A new book of photographs takes a different look at Texas history.
"Historic Texas from the Air" (University of Texas Press, $45) is a colorful, informative and interesting coffee-table book that focuses on 73 historic sites. The authors – David Buisserer, Richard Francaviglia and Gerald Saxon – and photographer Jack W. Graves Jr. are associated with, or have taught at, the University of Texas at Arlington.
Graves’ aerial photographs are the highlight of the book, of course, but each photo is accompanied by a page or two of text explaining the site’s significance. Historic photographs or maps also illustrate most entries.
Well-known sites such as the Alamo, San Jacinto, the State Capitol, Spindletop and Dealey Plaza are pictured, as well as some lesser-known places like the Medicine Mounds of Hardeman County, the Hueco Tanks of El Paso, La Lomita Chapel in Mission, and the Fanthorp Inn in Anderson.
The 73 sites are representative of various aspects of Texas history and geography. The authors divide the book into six sections and include an introductory essay for each – The Land, The Indian Presence, French and Spaniards, 19th Century Forts and Communications, 19th Century Settlements and Industries, and Texas in the 20th Century.
Even with such an excellent collection as this, the authors concede that there are many other locales not covered. "Texas has hundreds of sites," they write, "where important events and developments – wars, migrations, treaties, and inventions – took place."

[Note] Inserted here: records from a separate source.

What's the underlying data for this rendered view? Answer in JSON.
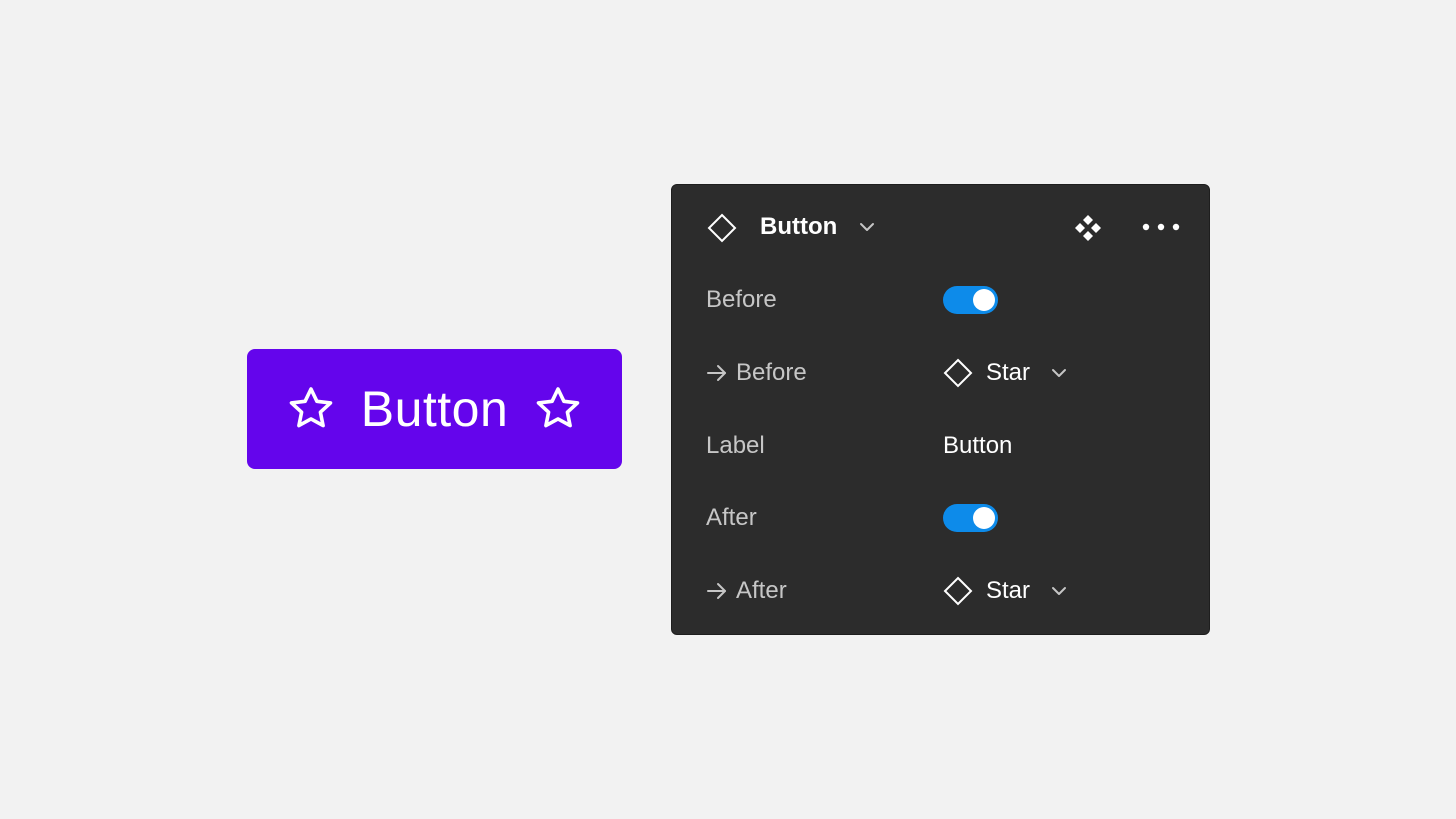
{
  "preview": {
    "label": "Button",
    "leading_icon": "star-icon",
    "trailing_icon": "star-icon",
    "color": "#6405ec"
  },
  "panel": {
    "title": "Button",
    "title_icon": "component-diamond-icon",
    "actions": [
      "component-set-icon",
      "more-options-icon"
    ],
    "background": "#2c2c2c",
    "toggle_color": "#0d8bea",
    "properties": {
      "before": {
        "label": "Before",
        "type": "boolean",
        "value": true
      },
      "before_instance": {
        "label": "Before",
        "type": "instance-swap",
        "value": "Star"
      },
      "label": {
        "label": "Label",
        "type": "text",
        "value": "Button"
      },
      "after": {
        "label": "After",
        "type": "boolean",
        "value": true
      },
      "after_instance": {
        "label": "After",
        "type": "instance-swap",
        "value": "Star"
      }
    }
  }
}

Still, readers will find in these 73 selections a rich variety of the state’s history and culture in such places as the Big Thicket, Fort Richardson (Jacksboro), Caddo Mounds (Alto), Camino Real in Nacogdoches and San Augustine, Palo Alto Battlefield (Brownsville), Indianola, Washington-on-the-Brazos, Fort Concho in San Angelo, Fort Phantom in Abilene, the main square in San Marcos, the Salt War (El Paso), the industrial ghost town of Thurber, the Houston Ship Channel, the Fort Worth Stockyards, the LBJ Ranch, and Six Flags Over Texas.
A little about how the pictures were taken: "Jack (Graves) deliberately kept his altitude low – usually about 300 to 800 feet above the ground," the book explains, "in order to capture the texture of the places. We chose this ‘bird’s-eye’ perspective because we wanted to provide a rather intimate but unfamiliar look at the Lone Star State’s history and geography. We feel that this perspective perfectly captures the details while also presenting the bigger picture."
"Historic Texas from the Air" is an impressive and readable representation of Texas history that deserves a place in every Texan’s library.
How to purchase: The book is available at a 10 percent discount ($40.50) at Texas Star Trading Company, 325-672-9696, or firstname.lastname@example.org.
Glenn Dromgoole writes about Texas books and authors. Contact him at email@example.com.